The problem ▸
Return all of the entries exactly, with nothing added or left out.

Data records for software interfaces:
__________

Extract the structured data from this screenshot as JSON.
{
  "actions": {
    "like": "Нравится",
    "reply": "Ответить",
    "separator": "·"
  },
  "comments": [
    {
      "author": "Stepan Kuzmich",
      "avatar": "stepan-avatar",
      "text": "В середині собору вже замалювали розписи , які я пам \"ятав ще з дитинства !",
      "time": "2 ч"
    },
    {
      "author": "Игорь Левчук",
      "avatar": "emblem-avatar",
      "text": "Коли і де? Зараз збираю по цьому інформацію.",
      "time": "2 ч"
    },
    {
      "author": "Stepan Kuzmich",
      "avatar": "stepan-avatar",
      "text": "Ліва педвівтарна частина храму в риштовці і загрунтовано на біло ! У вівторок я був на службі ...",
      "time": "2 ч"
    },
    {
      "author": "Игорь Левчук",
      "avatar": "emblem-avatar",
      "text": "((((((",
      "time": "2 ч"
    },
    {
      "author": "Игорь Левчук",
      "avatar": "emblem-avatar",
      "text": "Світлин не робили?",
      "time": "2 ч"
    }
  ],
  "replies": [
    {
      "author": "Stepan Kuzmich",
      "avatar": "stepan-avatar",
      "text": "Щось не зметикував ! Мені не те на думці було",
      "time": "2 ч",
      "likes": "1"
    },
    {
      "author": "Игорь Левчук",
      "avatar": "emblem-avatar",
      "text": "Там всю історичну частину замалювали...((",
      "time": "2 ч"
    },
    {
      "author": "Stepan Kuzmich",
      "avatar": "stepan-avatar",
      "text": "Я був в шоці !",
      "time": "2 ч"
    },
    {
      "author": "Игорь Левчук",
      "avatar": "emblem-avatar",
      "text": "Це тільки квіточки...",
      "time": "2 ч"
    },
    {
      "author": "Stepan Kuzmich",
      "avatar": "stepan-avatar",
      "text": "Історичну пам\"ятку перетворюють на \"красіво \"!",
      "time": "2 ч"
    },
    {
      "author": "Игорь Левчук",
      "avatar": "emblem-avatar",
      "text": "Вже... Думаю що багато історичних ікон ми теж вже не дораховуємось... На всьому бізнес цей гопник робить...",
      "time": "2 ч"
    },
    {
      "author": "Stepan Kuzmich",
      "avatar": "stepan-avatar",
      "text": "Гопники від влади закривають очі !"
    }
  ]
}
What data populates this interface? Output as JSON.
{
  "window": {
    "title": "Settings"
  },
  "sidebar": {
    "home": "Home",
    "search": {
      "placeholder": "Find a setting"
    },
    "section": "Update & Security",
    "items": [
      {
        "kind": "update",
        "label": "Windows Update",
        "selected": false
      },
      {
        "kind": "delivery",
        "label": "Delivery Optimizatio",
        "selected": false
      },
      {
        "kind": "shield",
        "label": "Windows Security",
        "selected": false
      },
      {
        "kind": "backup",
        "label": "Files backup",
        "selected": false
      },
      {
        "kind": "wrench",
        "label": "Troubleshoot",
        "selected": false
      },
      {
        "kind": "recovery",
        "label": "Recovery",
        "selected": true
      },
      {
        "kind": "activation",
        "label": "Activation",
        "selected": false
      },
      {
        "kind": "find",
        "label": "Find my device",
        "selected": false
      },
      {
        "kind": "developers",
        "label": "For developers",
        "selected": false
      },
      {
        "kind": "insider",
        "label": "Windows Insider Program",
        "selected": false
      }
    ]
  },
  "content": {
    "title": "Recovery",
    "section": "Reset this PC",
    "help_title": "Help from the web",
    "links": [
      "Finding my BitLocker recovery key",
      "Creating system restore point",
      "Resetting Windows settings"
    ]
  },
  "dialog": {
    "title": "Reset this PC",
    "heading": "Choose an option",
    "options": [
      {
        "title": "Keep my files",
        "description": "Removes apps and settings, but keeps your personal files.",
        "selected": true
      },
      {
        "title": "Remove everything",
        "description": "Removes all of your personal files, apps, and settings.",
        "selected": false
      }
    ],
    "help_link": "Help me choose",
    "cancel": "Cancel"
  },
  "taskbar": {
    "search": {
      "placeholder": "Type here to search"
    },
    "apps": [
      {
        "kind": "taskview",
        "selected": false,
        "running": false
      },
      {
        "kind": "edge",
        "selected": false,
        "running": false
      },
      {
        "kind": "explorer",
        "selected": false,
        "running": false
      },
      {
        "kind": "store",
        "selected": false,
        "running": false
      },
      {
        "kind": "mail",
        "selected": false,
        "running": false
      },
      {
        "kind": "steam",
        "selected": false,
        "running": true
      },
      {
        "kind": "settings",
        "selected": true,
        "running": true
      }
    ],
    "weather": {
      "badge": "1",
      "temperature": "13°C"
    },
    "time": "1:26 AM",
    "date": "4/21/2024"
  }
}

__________

Solution to this problem ▸
Extract the structured data from this screenshot as JSON.
{
  "actions": {
    "like": "Нравится",
    "reply": "Ответить",
    "separator": "·"
  },
  "comments": [
    {
      "author": "Stepan Kuzmich",
      "avatar": "stepan-avatar",
      "text": "В середині собору вже замалювали розписи , які я пам \"ятав ще з дитинства !",
      "time": "2 ч"
    },
    {
      "author": "Игорь Левчук",
      "avatar": "emblem-avatar",
      "text": "Коли і де? Зараз збираю по цьому інформацію.",
      "time": "2 ч"
    },
    {
      "author": "Stepan Kuzmich",
      "avatar": "stepan-avatar",
      "text": "Ліва педвівтарна частина храму в риштовці і загрунтовано на біло ! У вівторок я був на службі ...",
      "time": "2 ч"
    },
    {
      "author": "Игорь Левчук",
      "avatar": "emblem-avatar",
      "text": "((((((",
      "time": "2 ч"
    },
    {
      "author": "Игорь Левчук",
      "avatar": "emblem-avatar",
      "text": "Світлин не робили?",
      "time": "2 ч"
    }
  ],
  "replies": [
    {
      "author": "Stepan Kuzmich",
      "avatar": "stepan-avatar",
      "text": "Щось не зметикував ! Мені не те на думці було",
      "time": "2 ч",
      "likes": "1"
    },
    {
      "author": "Игорь Левчук",
      "avatar": "emblem-avatar",
      "text": "Там всю історичну частину замалювали...((",
      "time": "2 ч"
    },
    {
      "author": "Stepan Kuzmich",
      "avatar": "stepan-avatar",
      "text": "Я був в шоці !",
      "time": "2 ч"
    },
    {
      "author": "Игорь Левчук",
      "avatar": "emblem-avatar",
      "text": "Це тільки квіточки...",
      "time": "2 ч"
    },
    {
      "author": "Stepan Kuzmich",
      "avatar": "stepan-avatar",
      "text": "Історичну пам\"ятку перетворюють на \"красіво \"!",
      "time": "2 ч"
    },
    {
      "author": "Игорь Левчук",
      "avatar": "emblem-avatar",
      "text": "Вже... Думаю що багато історичних ікон ми теж вже не дораховуємось... На всьому бізнес цей гопник робить...",
      "time": "2 ч"
    },
    {
      "author": "Stepan Kuzmich",
      "avatar": "stepan-avatar",
      "text": "Гопники від влади закривають очі !"
    }
  ]
}
What data populates this interface? Output as JSON.
{
  "window": {
    "title": "Settings"
  },
  "sidebar": {
    "home": "Home",
    "search": {
      "placeholder": "Find a setting"
    },
    "section": "Update & Security",
    "items": [
      {
        "kind": "update",
        "label": "Windows Update",
        "selected": false
      },
      {
        "kind": "delivery",
        "label": "Delivery Optimizatio",
        "selected": false
      },
      {
        "kind": "shield",
        "label": "Windows Security",
        "selected": false
      },
      {
        "kind": "backup",
        "label": "Files backup",
        "selected": false
      },
      {
        "kind": "wrench",
        "label": "Troubleshoot",
        "selected": false
      },
      {
        "kind": "recovery",
        "label": "Recovery",
        "selected": true
      },
      {
        "kind": "activation",
        "label": "Activation",
        "selected": false
      },
      {
        "kind": "find",
        "label": "Find my device",
        "selected": false
      },
      {
        "kind": "developers",
        "label": "For developers",
        "selected": false
      },
      {
        "kind": "insider",
        "label": "Windows Insider Program",
        "selected": false
      }
    ]
  },
  "content": {
    "title": "Recovery",
    "section": "Reset this PC",
    "help_title": "Help from the web",
    "links": [
      "Finding my BitLocker recovery key",
      "Creating system restore point",
      "Resetting Windows settings"
    ]
  },
  "dialog": {
    "title": "Reset this PC",
    "heading": "Choose an option",
    "options": [
      {
        "title": "Keep my files",
        "description": "Removes apps and settings, but keeps your personal files.",
        "selected": true
      },
      {
        "title": "Remove everything",
        "description": "Removes all of your personal files, apps, and settings.",
        "selected": false
      }
    ],
    "help_link": "Help me choose",
    "cancel": "Cancel"
  },
  "taskbar": {
    "search": {
      "placeholder": "Type here to search"
    },
    "apps": [
      {
        "kind": "taskview",
        "selected": false,
        "running": false
      },
      {
        "kind": "edge",
        "selected": false,
        "running": false
      },
      {
        "kind": "explorer",
        "selected": false,
        "running": false
      },
      {
        "kind": "store",
        "selected": false,
        "running": false
      },
      {
        "kind": "mail",
        "selected": false,
        "running": false
      },
      {
        "kind": "steam",
        "selected": false,
        "running": true
      },
      {
        "kind": "settings",
        "selected": true,
        "running": true
      }
    ],
    "weather": {
      "badge": "1",
      "temperature": "13°C"
    },
    "time": "1:26 AM",
    "date": "4/21/2024"
  }
}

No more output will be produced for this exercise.